# Recorded data:
▬▬▬▬▬▬▬▬▬▬

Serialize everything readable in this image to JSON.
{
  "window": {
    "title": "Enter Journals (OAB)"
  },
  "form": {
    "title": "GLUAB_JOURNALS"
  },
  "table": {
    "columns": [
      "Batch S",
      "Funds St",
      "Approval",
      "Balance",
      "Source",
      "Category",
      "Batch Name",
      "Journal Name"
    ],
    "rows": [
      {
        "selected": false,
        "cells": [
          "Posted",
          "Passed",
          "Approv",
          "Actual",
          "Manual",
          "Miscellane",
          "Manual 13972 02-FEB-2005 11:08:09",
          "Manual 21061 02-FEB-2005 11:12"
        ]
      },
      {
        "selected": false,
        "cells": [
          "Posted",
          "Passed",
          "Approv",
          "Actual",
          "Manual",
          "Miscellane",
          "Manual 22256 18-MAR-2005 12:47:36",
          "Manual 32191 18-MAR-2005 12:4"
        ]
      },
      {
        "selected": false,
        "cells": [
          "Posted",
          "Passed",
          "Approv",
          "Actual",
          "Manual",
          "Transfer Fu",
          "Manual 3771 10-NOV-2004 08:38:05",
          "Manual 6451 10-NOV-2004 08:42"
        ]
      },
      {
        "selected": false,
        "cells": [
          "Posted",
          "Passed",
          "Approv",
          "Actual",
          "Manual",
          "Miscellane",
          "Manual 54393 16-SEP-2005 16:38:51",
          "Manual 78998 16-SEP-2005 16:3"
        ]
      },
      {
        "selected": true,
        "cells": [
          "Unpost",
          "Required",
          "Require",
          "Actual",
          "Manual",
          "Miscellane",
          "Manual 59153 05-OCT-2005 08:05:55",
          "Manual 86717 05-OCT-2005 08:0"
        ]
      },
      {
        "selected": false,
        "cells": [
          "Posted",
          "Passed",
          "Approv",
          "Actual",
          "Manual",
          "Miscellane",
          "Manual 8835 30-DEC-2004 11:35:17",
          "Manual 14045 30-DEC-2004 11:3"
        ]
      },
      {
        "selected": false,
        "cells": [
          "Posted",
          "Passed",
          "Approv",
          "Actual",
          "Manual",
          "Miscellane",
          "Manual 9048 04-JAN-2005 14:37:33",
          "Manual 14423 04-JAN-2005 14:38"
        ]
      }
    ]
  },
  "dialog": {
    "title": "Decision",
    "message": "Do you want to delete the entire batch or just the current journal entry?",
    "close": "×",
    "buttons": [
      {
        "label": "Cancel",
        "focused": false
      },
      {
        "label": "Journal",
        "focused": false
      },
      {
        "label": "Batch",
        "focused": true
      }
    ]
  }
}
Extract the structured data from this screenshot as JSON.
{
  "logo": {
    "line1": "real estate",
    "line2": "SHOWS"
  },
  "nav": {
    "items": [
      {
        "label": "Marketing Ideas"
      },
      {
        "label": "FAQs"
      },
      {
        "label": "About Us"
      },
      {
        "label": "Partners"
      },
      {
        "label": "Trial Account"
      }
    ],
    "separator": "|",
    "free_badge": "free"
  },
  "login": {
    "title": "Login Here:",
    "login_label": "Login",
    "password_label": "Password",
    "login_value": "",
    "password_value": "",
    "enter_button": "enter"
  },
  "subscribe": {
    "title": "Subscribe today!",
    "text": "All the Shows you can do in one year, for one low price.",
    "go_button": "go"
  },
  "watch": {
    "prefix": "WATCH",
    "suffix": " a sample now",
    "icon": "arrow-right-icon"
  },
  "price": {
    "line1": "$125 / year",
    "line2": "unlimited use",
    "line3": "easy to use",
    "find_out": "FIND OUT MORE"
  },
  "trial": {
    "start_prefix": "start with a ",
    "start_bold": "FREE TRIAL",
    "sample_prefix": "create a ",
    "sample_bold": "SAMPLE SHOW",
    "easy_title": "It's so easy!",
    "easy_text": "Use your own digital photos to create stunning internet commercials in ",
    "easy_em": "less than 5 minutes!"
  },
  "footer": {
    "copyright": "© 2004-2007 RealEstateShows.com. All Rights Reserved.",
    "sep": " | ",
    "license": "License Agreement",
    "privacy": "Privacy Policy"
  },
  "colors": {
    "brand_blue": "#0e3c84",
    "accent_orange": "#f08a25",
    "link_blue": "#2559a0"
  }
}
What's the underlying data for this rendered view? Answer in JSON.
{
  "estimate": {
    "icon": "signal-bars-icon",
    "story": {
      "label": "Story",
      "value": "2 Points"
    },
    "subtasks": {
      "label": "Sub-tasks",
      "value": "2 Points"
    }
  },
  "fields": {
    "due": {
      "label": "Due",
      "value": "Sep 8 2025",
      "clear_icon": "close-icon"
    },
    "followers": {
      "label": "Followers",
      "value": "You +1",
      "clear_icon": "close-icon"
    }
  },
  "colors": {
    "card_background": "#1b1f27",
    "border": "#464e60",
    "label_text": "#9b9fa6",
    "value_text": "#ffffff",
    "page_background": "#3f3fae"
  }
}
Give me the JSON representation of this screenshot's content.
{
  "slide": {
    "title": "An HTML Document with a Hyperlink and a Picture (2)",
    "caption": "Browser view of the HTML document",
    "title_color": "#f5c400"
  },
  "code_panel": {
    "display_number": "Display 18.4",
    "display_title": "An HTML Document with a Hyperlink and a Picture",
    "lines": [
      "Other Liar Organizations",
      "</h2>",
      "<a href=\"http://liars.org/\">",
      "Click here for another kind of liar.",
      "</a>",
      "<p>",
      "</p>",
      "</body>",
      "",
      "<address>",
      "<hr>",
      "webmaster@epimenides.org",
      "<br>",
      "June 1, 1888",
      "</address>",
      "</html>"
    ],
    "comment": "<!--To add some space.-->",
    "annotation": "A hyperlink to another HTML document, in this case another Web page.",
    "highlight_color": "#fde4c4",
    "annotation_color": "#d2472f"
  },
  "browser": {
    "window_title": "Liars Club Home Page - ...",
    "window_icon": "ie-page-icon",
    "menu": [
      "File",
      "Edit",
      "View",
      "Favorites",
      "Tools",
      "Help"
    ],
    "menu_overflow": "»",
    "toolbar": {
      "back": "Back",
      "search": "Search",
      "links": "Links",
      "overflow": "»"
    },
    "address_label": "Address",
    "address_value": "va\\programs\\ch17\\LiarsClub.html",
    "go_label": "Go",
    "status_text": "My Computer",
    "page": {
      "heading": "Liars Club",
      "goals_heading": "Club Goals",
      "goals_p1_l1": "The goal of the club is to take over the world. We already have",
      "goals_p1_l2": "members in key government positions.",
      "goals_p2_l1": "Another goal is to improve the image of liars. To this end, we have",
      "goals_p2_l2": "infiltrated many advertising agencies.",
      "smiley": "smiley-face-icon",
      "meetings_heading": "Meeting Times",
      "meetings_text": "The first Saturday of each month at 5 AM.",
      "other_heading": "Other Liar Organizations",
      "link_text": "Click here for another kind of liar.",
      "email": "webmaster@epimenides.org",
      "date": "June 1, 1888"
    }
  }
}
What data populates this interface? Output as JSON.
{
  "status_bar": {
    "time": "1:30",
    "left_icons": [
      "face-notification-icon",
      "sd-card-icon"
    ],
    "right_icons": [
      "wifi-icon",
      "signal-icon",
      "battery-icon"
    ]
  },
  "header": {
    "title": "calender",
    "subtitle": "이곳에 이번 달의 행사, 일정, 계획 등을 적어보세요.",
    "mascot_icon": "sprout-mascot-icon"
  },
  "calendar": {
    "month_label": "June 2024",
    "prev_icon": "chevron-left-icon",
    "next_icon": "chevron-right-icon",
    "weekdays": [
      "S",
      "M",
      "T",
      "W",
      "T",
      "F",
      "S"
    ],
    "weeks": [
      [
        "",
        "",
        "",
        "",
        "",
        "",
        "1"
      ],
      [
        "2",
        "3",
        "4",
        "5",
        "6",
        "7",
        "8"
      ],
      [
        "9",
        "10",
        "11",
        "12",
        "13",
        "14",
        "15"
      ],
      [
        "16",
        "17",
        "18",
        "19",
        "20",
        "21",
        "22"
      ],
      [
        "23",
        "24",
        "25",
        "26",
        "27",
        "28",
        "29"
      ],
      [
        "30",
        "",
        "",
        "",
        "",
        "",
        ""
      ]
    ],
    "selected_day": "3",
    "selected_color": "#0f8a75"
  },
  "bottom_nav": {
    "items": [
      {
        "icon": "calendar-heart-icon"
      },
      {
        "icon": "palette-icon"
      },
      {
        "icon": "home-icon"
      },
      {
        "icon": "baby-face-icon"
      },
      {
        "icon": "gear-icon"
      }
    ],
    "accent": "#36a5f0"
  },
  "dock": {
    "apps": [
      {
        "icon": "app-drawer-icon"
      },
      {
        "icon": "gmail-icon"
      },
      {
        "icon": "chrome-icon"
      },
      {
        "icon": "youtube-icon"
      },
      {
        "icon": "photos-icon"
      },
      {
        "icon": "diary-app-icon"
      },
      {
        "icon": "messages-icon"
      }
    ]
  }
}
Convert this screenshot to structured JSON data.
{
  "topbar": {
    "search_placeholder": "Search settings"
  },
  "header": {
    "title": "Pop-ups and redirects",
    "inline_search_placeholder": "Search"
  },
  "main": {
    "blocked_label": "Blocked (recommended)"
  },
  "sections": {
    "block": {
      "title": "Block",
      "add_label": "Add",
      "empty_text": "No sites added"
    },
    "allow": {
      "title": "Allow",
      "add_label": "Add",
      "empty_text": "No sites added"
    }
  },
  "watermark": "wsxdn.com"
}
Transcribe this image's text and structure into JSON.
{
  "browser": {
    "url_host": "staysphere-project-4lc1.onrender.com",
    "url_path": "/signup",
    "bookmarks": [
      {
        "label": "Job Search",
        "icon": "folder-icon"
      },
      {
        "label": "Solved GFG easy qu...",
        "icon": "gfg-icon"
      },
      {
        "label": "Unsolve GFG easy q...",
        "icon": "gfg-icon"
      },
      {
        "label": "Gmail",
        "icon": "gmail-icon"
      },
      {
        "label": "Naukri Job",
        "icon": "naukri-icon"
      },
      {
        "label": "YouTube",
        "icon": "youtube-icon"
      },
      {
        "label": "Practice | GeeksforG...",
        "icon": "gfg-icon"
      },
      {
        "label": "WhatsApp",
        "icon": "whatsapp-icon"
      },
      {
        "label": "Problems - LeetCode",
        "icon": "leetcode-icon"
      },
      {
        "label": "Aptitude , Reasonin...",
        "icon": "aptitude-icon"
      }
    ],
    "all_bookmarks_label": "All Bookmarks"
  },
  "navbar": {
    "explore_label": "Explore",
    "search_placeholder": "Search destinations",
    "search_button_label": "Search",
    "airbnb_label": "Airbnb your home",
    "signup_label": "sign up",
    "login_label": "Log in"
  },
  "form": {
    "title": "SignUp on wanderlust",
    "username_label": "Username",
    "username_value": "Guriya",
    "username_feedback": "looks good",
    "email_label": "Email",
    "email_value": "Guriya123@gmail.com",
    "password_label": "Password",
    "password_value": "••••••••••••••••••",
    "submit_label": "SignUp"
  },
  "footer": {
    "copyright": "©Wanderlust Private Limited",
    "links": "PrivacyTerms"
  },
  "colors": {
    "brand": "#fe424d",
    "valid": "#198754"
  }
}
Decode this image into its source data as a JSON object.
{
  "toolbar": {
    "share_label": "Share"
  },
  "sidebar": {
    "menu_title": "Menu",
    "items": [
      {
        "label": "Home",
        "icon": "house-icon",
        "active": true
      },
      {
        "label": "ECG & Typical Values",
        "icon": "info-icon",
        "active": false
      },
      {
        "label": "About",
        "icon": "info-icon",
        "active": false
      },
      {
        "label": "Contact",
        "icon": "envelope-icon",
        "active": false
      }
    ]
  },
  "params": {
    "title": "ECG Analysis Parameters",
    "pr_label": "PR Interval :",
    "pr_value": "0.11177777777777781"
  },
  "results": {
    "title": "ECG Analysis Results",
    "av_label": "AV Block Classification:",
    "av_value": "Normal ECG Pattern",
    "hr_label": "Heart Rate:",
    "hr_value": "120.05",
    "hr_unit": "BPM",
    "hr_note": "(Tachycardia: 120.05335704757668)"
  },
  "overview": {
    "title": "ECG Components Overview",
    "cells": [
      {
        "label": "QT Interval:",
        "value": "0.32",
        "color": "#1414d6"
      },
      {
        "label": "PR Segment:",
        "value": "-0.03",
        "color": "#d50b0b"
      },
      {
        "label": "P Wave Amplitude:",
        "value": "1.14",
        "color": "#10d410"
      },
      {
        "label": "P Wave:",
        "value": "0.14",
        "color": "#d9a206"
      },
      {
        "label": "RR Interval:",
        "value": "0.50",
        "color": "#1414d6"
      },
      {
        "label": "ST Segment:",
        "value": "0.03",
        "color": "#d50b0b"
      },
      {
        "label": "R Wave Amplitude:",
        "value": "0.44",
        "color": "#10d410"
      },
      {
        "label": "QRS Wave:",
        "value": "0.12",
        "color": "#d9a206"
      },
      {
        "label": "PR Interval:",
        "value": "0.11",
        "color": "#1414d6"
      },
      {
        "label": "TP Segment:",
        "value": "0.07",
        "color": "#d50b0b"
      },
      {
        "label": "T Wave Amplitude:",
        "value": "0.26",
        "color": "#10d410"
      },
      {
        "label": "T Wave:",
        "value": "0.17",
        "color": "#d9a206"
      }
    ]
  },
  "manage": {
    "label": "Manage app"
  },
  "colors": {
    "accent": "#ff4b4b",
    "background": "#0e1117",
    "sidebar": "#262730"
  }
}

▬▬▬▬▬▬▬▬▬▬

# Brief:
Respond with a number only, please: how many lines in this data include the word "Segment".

# Finished task:
3